Examples: Beatrice/Benedick in Much Ado About Nothing
Abusive Relationship: One person in the relationship is abusive towards the other, either verbally or physically. It’s not healthy and it’s not happy. Sometimes the abused wants out, but stays for a variety of reasons: obligations, finances, delusion, fear, etc. Sometimes the abused doesn’t want out because they don’t realize getting out is an option—which can be fun to play with, especially when a more worthy lover opens their eyes to the happiness they could have. I’m sure it’s also possible that both parties are abusive, and it’s just one angry household of fighting. Was the relationship abusive from the start? Or did it begin as a typical romance—they started off dating, and at some point someone got abusive (**). This is also good for exploring the characters’ relationships outside their romance: what do their friends say about it? Their parents/siblings?
(*) Okay, about opposites attracting. And this doesn’t just apply to the Fire and Fire relationship—it can go for any opposites between your characters. In general my belief is that opposite personalities attract, while similar values attract. A disagreement over what’s right and what’s wrong can cause some serious moral arguments—not the kind a couple should have to fight over. They should in general agree that killing or raping someone is bad, for example.
(**) This is a good point to keep in mind—a relationship doesn’t have to fit one of these types to a T, nor does it have to fit just one. It’s very possible to jump between types, as long as it makes sense of course. It might be hard to provide a solid transition, but it can add drama and tension. The jump from any relationship to an abusive one is easier to imagine, but think of other possibilities. Maybe it starts off as a superficial Plummeting love, and a couple weeks down the road they realize they don’t get along all that well. They fight, they argue, and they’re not as “star-crossed” as they think. They are now a Fire and Fire type. The passing of time might change a relationship, too. Maybe in their youth, a couple fit the More than Friends type, but years later one’s feelings have drifted away while the other now suffers from Unrequited Love. It can be a mix and match as long as the jump makes sense!
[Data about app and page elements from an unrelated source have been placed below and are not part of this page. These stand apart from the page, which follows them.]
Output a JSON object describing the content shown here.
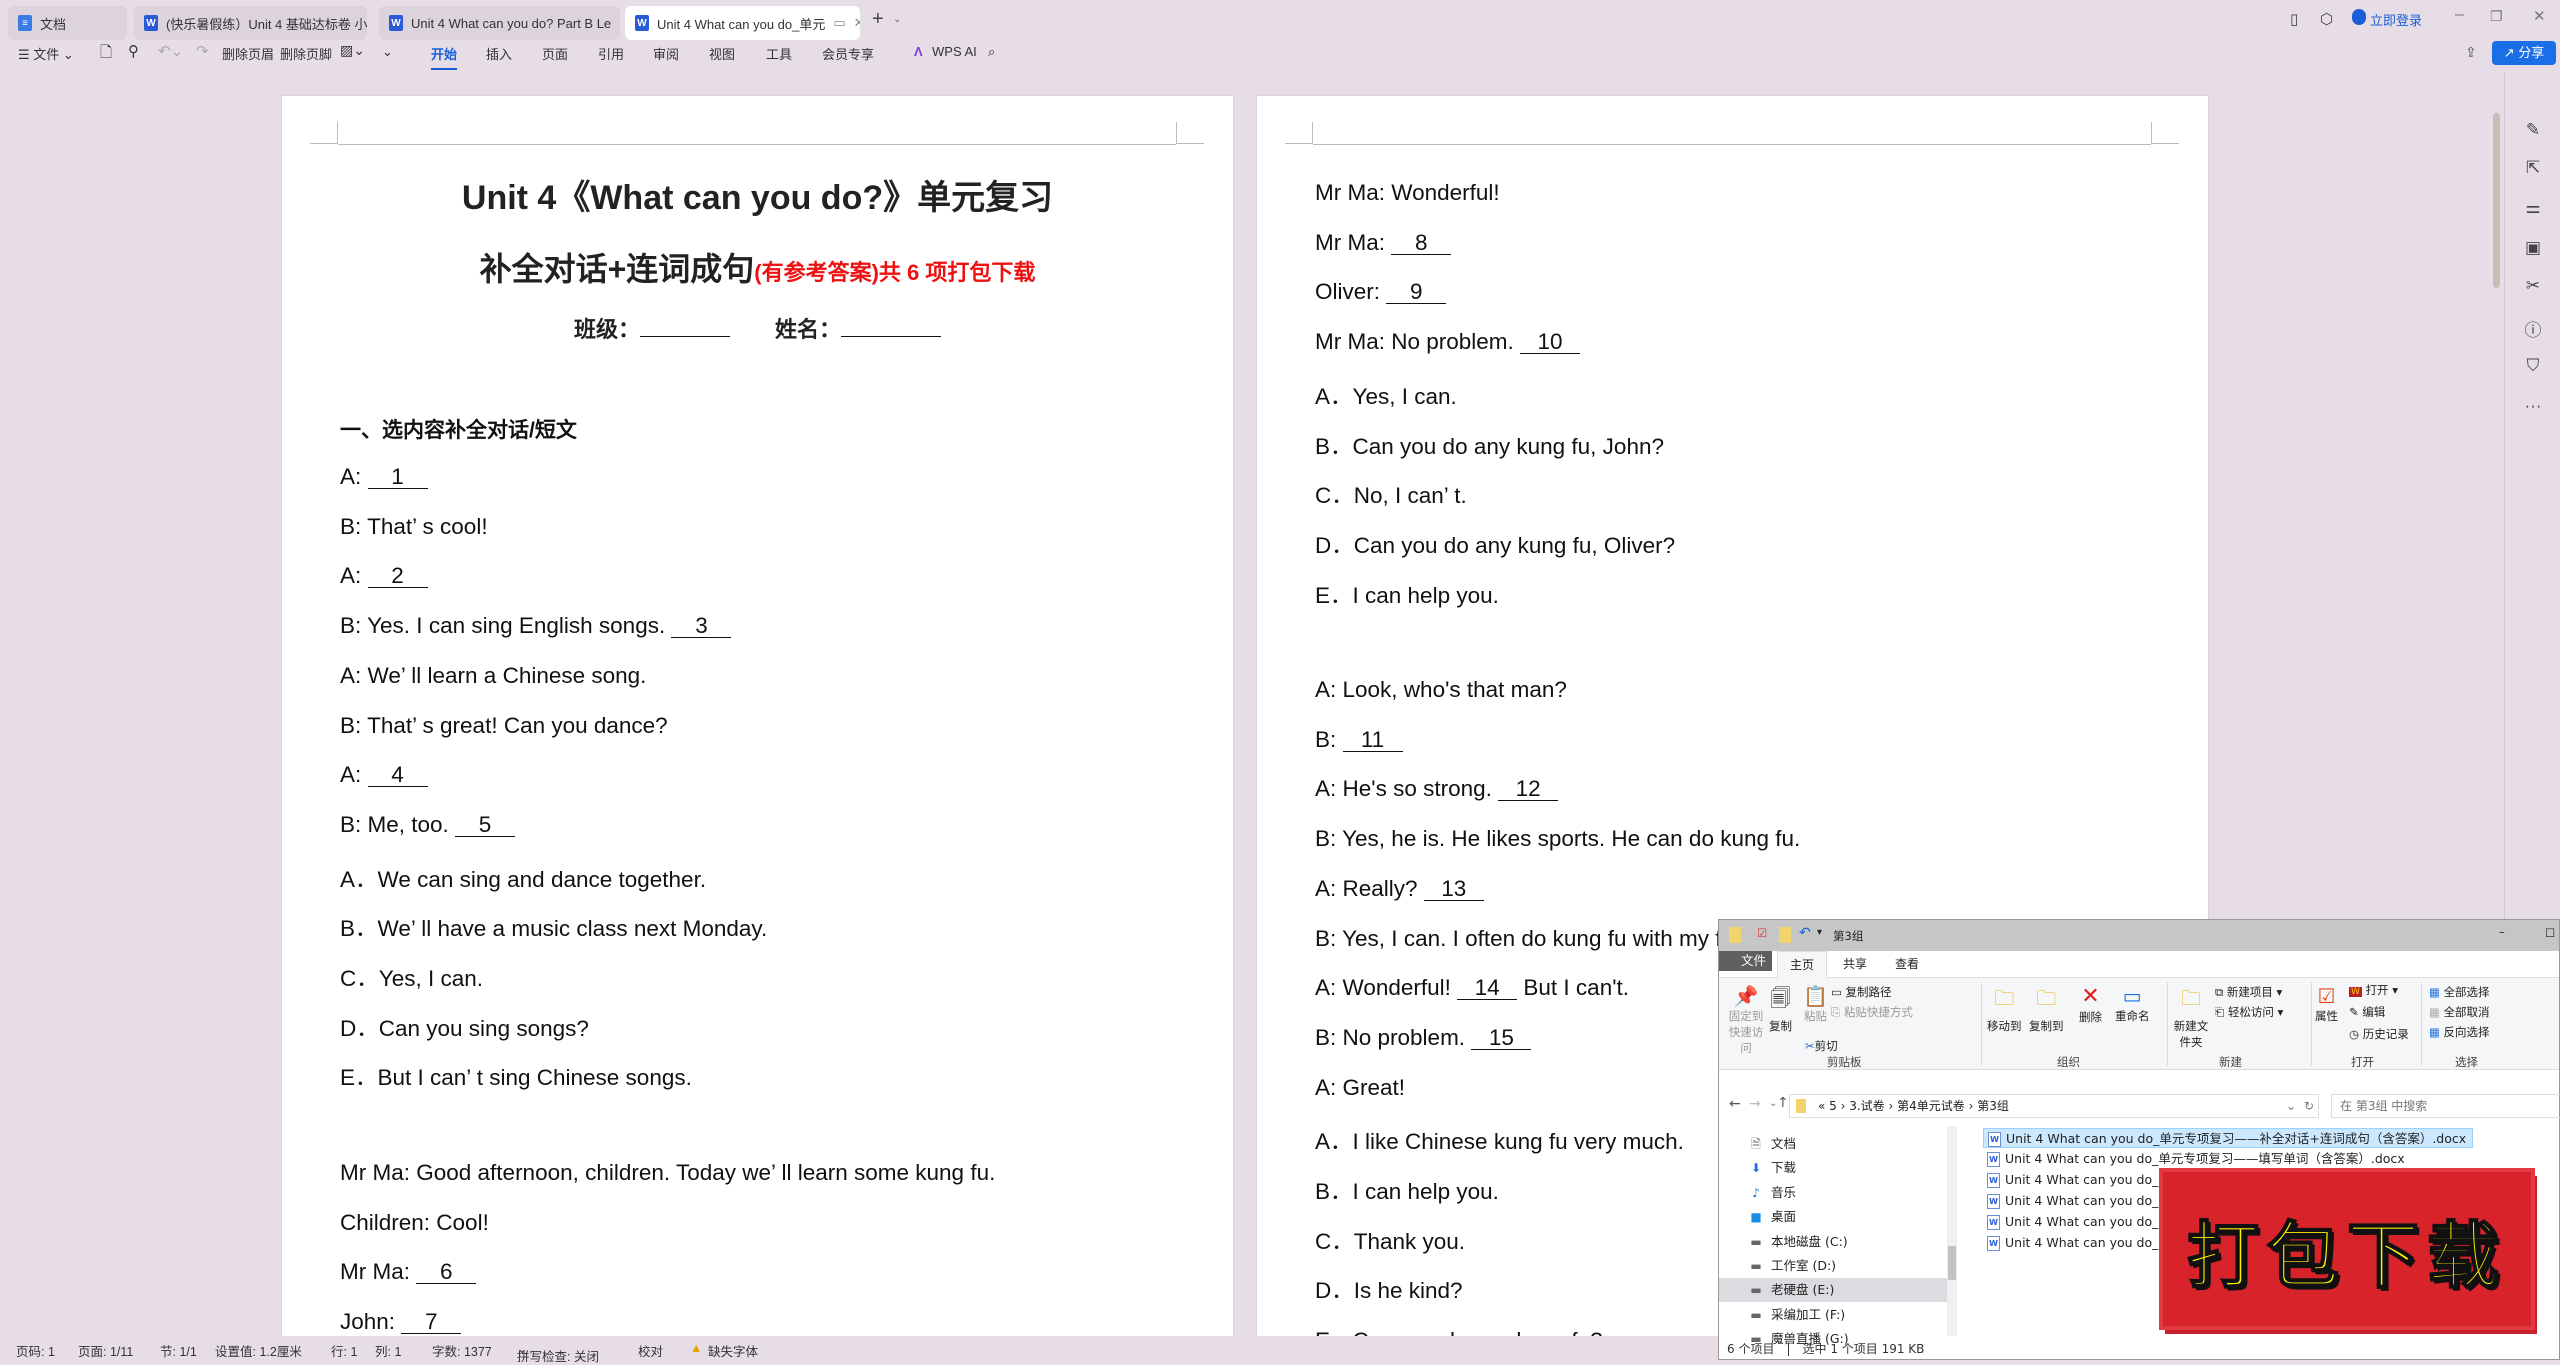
{
  "tabs": [
    {
      "label": "文档"
    },
    {
      "label": "(快乐暑假练）Unit 4  基础达标卷 小"
    },
    {
      "label": "Unit 4 What can you do?  Part B Le"
    },
    {
      "label": "Unit 4 What can you do_单元"
    }
  ],
  "titlebar": {
    "login": "立即登录",
    "share": "分享"
  },
  "toolbar": {
    "file": "文件",
    "del_header": "删除页眉",
    "del_footer": "删除页脚",
    "menu": [
      "开始",
      "插入",
      "页面",
      "引用",
      "审阅",
      "视图",
      "工具",
      "会员专享"
    ],
    "active": "开始",
    "wps_ai": "WPS AI"
  },
  "page1": {
    "title": "Unit 4《What can you do?》单元复习",
    "subtitle": "补全对话+连词成句",
    "subtitle_red": "(有参考答案)共 6 项打包下载",
    "class_label": "班级：",
    "name_label": "姓名：",
    "section": "一、选内容补全对话/短文",
    "lines": [
      {
        "t": "A: ",
        "b": "1"
      },
      {
        "t": "B: That’ s cool!"
      },
      {
        "t": "A: ",
        "b": "2"
      },
      {
        "t": "B: Yes. I can sing English songs. ",
        "b": "3"
      },
      {
        "t": "A: We’ ll learn a Chinese song."
      },
      {
        "t": "B: That’ s great! Can you dance?"
      },
      {
        "t": "A: ",
        "b": "4"
      },
      {
        "t": "B: Me, too. ",
        "b": "5"
      },
      {
        "t": "A．We can sing and dance together."
      },
      {
        "t": "B．We’ ll have a music class next Monday."
      },
      {
        "t": "C．Yes, I can."
      },
      {
        "t": "D．Can you sing songs?"
      },
      {
        "t": "E．But I can’ t sing Chinese songs."
      },
      {
        "t": ""
      },
      {
        "t": "Mr Ma: Good afternoon, children. Today we’ ll learn some kung fu."
      },
      {
        "t": "Children: Cool!"
      },
      {
        "t": "Mr Ma: ",
        "b": "6"
      },
      {
        "t": "John: ",
        "b": "7"
      }
    ]
  },
  "page2": {
    "lines": [
      {
        "t": "Mr Ma: Wonderful!"
      },
      {
        "t": "Mr Ma: ",
        "b": "8"
      },
      {
        "t": "Oliver: ",
        "b": "9"
      },
      {
        "t": "Mr Ma: No problem. ",
        "b": "10"
      },
      {
        "t": "A．Yes, I can."
      },
      {
        "t": "B．Can you do any kung fu, John?"
      },
      {
        "t": "C．No, I can’ t."
      },
      {
        "t": "D．Can you do any kung fu, Oliver?"
      },
      {
        "t": "E．I can help you."
      },
      {
        "t": ""
      },
      {
        "t": "A: Look, who's that man?"
      },
      {
        "t": "B: ",
        "b": "11"
      },
      {
        "t": "A: He's so strong. ",
        "b": "12"
      },
      {
        "t": "B: Yes, he is. He likes sports. He can do kung fu."
      },
      {
        "t": "A: Really? ",
        "b": "13"
      },
      {
        "t": "B: Yes, I can. I often do kung fu with my f"
      },
      {
        "t": "A: Wonderful! ",
        "b": "14",
        "a": " But I can't."
      },
      {
        "t": "B: No problem. ",
        "b": "15"
      },
      {
        "t": "A: Great!"
      },
      {
        "t": "A．I like Chinese kung fu very much."
      },
      {
        "t": "B．I can help you."
      },
      {
        "t": "C．Thank you."
      },
      {
        "t": "D．Is he kind?"
      },
      {
        "t": "E．Can you do any kung fu?"
      }
    ]
  },
  "statusbar": {
    "page_no": "页码: 1",
    "pages": "页面: 1/11",
    "section": "节: 1/1",
    "setting": "设置值: 1.2厘米",
    "row": "行: 1",
    "col": "列: 1",
    "words": "字数: 1377",
    "spell": "拼写检查: 关闭",
    "proof": "校对",
    "missing_font": "缺失字体"
  },
  "explorer": {
    "title": "第3组",
    "tabs": [
      "文件",
      "主页",
      "共享",
      "查看"
    ],
    "ribbon": {
      "pin": "固定到快速访问",
      "copy": "复制",
      "paste": "粘贴",
      "copy_path": "复制路径",
      "paste_shortcut": "粘贴快捷方式",
      "cut": "剪切",
      "move_to": "移动到",
      "copy_to": "复制到",
      "delete": "删除",
      "rename": "重命名",
      "new_folder": "新建文件夹",
      "new_item": "新建项目",
      "easy_access": "轻松访问",
      "properties": "属性",
      "open": "打开",
      "edit": "编辑",
      "history": "历史记录",
      "select_all": "全部选择",
      "select_none": "全部取消",
      "invert": "反向选择",
      "groups": [
        "剪贴板",
        "组织",
        "新建",
        "打开",
        "选择"
      ]
    },
    "breadcrumb": [
      "5",
      "3.试卷",
      "第4单元试卷",
      "第3组"
    ],
    "search_placeholder": "在 第3组 中搜索",
    "nav": [
      {
        "label": "文档",
        "icon": "document-icon"
      },
      {
        "label": "下载",
        "icon": "download-icon"
      },
      {
        "label": "音乐",
        "icon": "music-icon"
      },
      {
        "label": "桌面",
        "icon": "desktop-icon"
      },
      {
        "label": "本地磁盘 (C:)",
        "icon": "drive-icon"
      },
      {
        "label": "工作室 (D:)",
        "icon": "drive-icon"
      },
      {
        "label": "老硬盘 (E:)",
        "icon": "drive-icon",
        "selected": true
      },
      {
        "label": "采编加工 (F:)",
        "icon": "drive-icon"
      },
      {
        "label": "魔兽直播 (G:)",
        "icon": "drive-icon"
      }
    ],
    "files": [
      "Unit 4 What can you do_单元专项复习——补全对话+连词成句（含答案）.docx",
      "Unit 4 What can you do_单元专项复习——填写单词（含答案）.docx",
      "Unit 4 What can you do_能力提升卷",
      "Unit 4 What can you do_单元专",
      "Unit 4 What can you do_单元专",
      "Unit 4 What can you do_单元专"
    ],
    "status": {
      "count": "6 个项目",
      "selected": "选中 1 个项目  191 KB"
    }
  },
  "stamp": {
    "text": "打包下载",
    "bg": "#d8232b",
    "fg": "#fff200"
  },
  "colors": {
    "accent": "#1a5fd6",
    "app_bg": "#e7dde7",
    "red_note": "#ee1111"
  }
}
Types of Love (not necessarily romantic)
Follow for twice daily writing excitement!